- Material to process -

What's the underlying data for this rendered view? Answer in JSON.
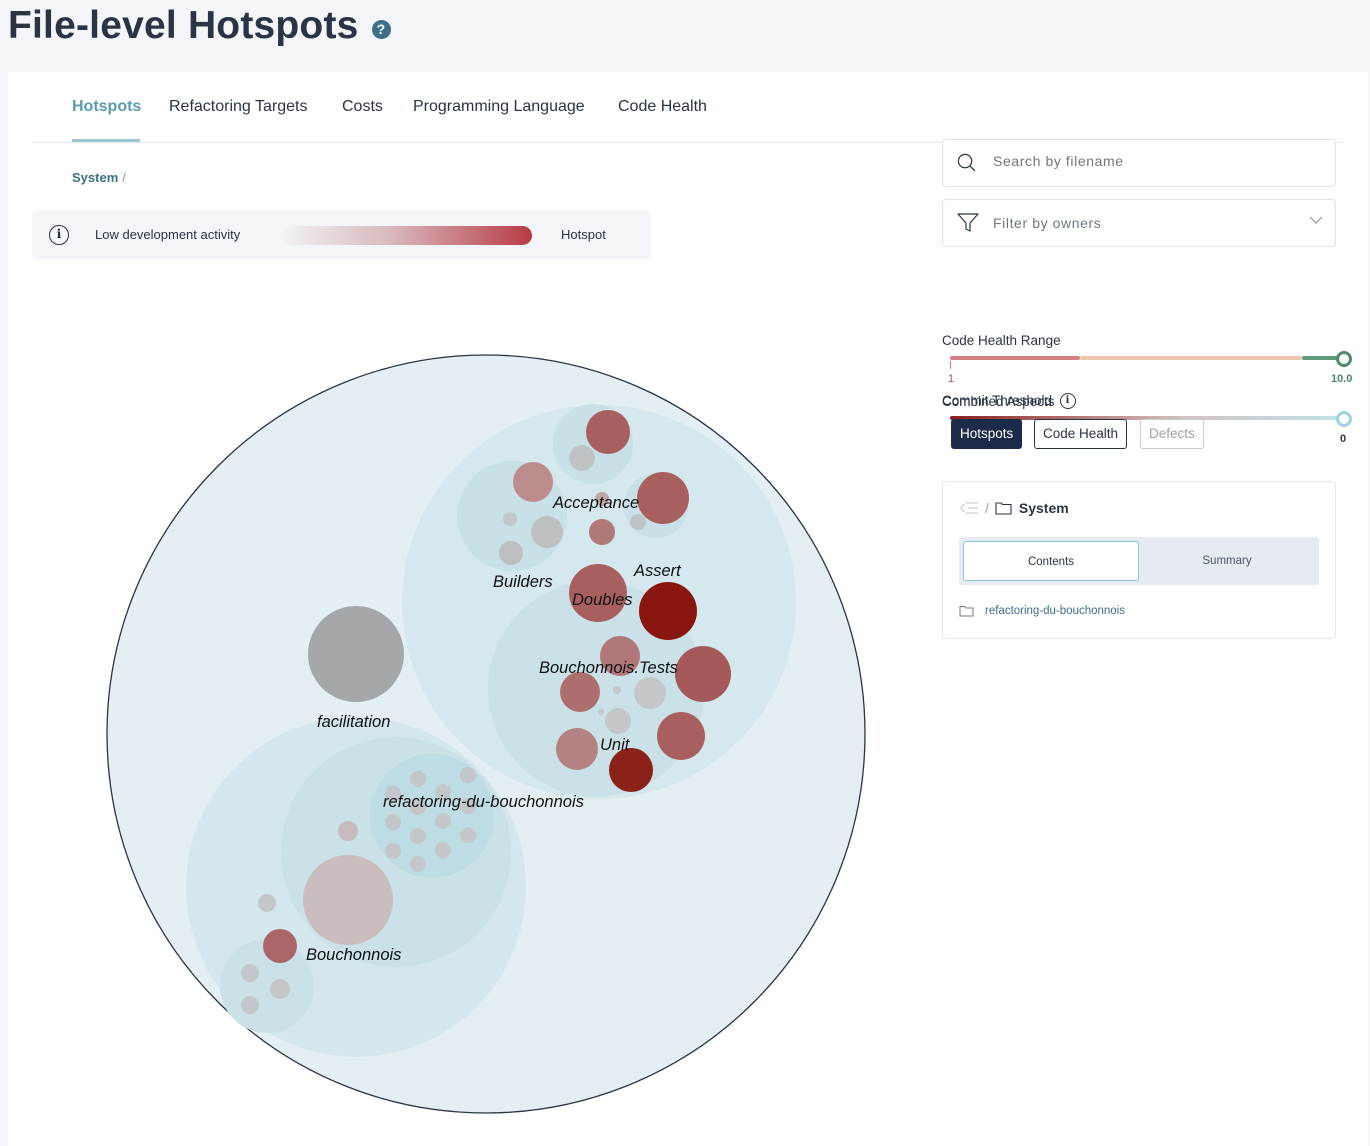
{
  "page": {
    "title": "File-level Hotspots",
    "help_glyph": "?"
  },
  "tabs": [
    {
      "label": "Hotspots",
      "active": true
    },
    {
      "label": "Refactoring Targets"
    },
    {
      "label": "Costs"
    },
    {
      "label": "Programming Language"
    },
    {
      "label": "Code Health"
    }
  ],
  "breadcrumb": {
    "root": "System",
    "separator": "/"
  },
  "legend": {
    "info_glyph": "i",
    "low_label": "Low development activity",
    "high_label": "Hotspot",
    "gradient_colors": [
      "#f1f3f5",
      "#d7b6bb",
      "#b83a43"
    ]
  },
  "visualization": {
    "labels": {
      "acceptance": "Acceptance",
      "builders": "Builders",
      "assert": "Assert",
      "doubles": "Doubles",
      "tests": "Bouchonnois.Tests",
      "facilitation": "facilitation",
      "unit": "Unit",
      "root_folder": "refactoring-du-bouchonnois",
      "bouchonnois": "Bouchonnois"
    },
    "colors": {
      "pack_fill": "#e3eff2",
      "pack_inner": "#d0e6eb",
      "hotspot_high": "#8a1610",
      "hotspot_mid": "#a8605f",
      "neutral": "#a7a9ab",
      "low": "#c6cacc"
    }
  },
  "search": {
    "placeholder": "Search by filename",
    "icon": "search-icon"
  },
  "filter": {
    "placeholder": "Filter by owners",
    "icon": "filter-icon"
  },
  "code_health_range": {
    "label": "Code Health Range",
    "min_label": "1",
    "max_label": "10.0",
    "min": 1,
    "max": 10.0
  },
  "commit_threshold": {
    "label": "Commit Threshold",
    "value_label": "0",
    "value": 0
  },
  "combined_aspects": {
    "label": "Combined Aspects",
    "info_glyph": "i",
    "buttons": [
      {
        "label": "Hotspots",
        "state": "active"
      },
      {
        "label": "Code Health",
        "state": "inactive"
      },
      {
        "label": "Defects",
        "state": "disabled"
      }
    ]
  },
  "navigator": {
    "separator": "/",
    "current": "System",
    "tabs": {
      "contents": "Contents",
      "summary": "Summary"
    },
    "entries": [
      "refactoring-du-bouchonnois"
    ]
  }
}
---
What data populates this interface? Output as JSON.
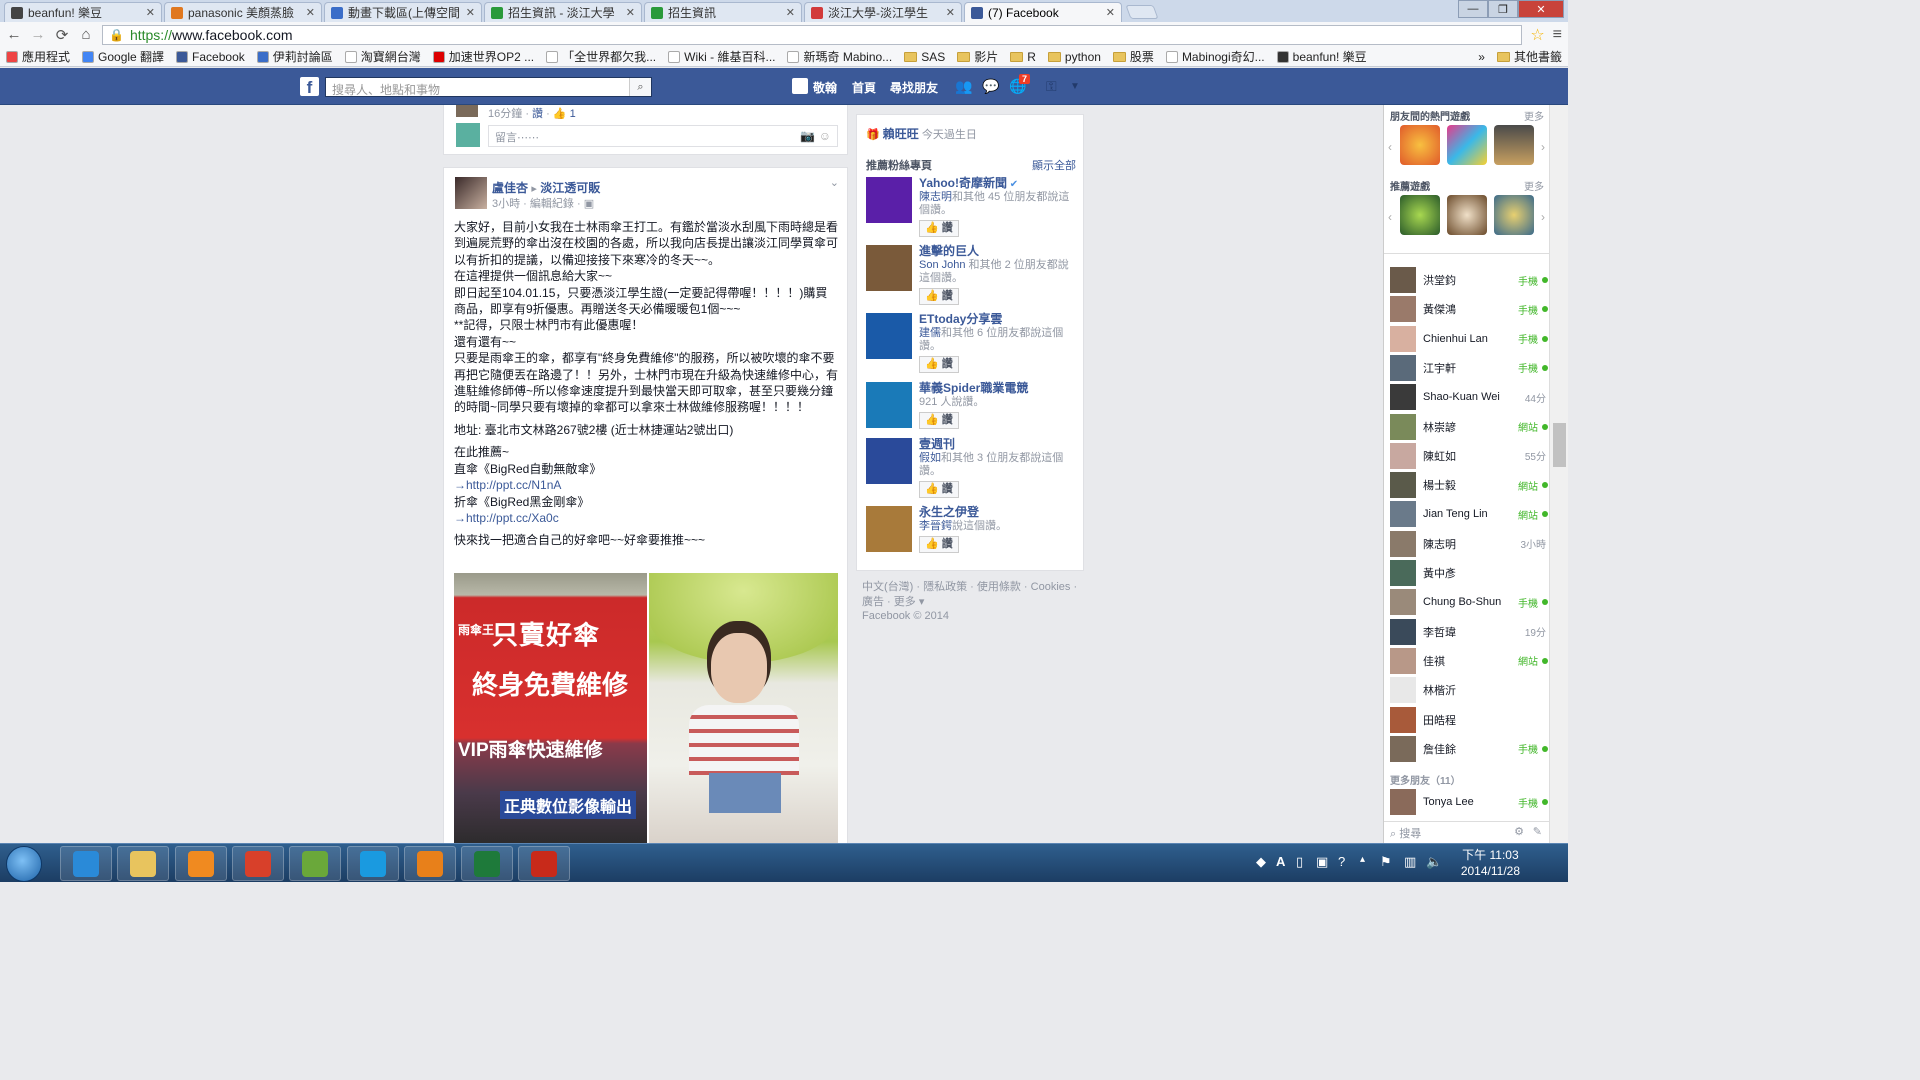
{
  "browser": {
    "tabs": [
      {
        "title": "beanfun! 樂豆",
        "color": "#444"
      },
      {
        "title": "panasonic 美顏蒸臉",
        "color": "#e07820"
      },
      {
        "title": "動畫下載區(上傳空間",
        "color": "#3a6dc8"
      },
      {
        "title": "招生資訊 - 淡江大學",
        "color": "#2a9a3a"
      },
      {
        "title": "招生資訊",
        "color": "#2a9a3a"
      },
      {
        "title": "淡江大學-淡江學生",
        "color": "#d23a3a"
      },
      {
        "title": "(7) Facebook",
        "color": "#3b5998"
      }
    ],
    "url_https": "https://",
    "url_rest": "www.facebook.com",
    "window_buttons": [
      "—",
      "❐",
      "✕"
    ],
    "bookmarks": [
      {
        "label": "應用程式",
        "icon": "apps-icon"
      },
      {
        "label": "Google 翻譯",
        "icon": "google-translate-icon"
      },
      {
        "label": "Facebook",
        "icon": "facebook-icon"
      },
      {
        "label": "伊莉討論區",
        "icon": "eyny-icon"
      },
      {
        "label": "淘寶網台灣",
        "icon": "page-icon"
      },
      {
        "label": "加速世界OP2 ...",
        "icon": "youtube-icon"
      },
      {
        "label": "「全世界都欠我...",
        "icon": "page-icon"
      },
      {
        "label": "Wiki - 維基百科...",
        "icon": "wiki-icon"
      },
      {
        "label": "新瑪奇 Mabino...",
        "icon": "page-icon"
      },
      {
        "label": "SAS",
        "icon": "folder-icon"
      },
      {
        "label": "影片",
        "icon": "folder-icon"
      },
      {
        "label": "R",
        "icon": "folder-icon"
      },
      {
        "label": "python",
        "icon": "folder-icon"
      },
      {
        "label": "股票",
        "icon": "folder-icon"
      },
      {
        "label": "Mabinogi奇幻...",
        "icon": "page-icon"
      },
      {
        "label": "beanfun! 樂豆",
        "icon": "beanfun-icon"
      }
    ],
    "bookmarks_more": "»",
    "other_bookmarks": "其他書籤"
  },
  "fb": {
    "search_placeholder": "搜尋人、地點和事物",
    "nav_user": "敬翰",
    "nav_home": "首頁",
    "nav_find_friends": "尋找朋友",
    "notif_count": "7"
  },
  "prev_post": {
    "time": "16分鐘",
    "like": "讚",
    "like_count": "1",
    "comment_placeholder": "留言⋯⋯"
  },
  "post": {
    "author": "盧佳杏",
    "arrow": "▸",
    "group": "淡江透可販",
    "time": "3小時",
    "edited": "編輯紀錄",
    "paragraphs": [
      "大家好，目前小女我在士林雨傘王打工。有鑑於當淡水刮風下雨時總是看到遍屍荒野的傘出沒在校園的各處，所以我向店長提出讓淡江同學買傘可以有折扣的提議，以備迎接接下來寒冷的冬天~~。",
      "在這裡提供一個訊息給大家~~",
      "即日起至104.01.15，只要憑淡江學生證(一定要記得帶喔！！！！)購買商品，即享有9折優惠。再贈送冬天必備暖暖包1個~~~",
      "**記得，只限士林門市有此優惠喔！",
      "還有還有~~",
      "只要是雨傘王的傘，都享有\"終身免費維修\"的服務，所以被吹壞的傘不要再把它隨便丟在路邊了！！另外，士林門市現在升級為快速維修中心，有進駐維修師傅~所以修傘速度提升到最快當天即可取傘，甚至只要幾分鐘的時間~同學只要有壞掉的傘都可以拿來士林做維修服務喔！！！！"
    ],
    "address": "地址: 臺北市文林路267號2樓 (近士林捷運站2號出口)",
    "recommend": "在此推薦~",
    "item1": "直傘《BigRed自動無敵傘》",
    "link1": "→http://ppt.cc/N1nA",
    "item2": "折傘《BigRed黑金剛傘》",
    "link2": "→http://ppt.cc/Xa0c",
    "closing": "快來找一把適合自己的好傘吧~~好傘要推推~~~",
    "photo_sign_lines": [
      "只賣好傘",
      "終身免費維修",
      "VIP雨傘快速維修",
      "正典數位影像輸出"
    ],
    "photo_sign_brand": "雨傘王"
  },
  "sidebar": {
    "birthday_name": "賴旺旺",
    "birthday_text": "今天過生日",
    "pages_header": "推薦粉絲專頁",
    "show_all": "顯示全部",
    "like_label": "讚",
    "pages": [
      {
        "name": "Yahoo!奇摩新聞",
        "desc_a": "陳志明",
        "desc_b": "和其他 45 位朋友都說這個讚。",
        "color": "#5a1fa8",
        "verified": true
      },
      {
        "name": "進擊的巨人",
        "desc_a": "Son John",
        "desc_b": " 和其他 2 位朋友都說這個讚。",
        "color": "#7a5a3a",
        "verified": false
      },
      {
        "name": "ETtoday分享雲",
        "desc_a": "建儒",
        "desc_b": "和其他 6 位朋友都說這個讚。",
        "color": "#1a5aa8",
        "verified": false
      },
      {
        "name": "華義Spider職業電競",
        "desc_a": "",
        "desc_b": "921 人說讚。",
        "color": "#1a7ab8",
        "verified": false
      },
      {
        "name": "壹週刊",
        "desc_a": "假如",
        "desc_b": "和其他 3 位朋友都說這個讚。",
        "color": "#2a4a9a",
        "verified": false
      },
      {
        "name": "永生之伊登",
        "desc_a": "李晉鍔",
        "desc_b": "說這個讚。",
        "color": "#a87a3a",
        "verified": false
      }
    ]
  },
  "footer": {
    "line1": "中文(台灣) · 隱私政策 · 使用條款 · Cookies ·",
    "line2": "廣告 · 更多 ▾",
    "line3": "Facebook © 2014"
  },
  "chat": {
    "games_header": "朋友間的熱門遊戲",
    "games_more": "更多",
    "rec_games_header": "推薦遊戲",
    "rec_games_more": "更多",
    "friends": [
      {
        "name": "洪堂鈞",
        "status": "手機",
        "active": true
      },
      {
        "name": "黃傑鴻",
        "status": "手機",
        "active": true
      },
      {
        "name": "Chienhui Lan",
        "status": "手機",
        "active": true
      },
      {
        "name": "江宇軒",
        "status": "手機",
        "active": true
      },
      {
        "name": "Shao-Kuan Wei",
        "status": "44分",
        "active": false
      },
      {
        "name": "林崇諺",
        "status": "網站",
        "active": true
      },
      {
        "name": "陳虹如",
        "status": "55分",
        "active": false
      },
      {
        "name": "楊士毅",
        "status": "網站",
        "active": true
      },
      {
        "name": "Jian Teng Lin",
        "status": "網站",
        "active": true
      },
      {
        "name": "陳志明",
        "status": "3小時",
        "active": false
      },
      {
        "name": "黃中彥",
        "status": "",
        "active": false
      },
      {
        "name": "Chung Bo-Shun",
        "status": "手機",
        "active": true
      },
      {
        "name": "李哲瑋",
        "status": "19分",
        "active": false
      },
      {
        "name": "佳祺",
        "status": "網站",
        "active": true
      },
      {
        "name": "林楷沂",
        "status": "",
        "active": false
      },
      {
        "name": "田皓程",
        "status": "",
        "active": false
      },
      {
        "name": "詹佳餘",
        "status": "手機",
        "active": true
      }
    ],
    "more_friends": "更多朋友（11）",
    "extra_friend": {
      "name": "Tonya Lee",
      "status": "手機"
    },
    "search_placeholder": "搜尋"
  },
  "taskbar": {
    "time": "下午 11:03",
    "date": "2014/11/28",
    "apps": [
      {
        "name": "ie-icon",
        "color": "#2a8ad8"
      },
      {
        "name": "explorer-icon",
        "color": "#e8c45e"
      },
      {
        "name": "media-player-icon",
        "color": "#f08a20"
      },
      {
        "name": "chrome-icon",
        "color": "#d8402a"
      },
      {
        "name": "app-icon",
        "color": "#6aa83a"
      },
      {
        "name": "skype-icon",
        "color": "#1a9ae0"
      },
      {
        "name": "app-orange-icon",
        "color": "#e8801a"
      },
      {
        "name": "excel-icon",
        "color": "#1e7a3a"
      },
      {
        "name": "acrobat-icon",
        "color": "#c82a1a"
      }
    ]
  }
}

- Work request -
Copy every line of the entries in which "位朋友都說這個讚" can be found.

- Response below -
        "desc_b": "和其他 45 位朋友都說這個讚。",
        "desc_b": " 和其他 2 位朋友都說這個讚。",
        "desc_b": "和其他 6 位朋友都說這個讚。",
        "desc_b": "和其他 3 位朋友都說這個讚。",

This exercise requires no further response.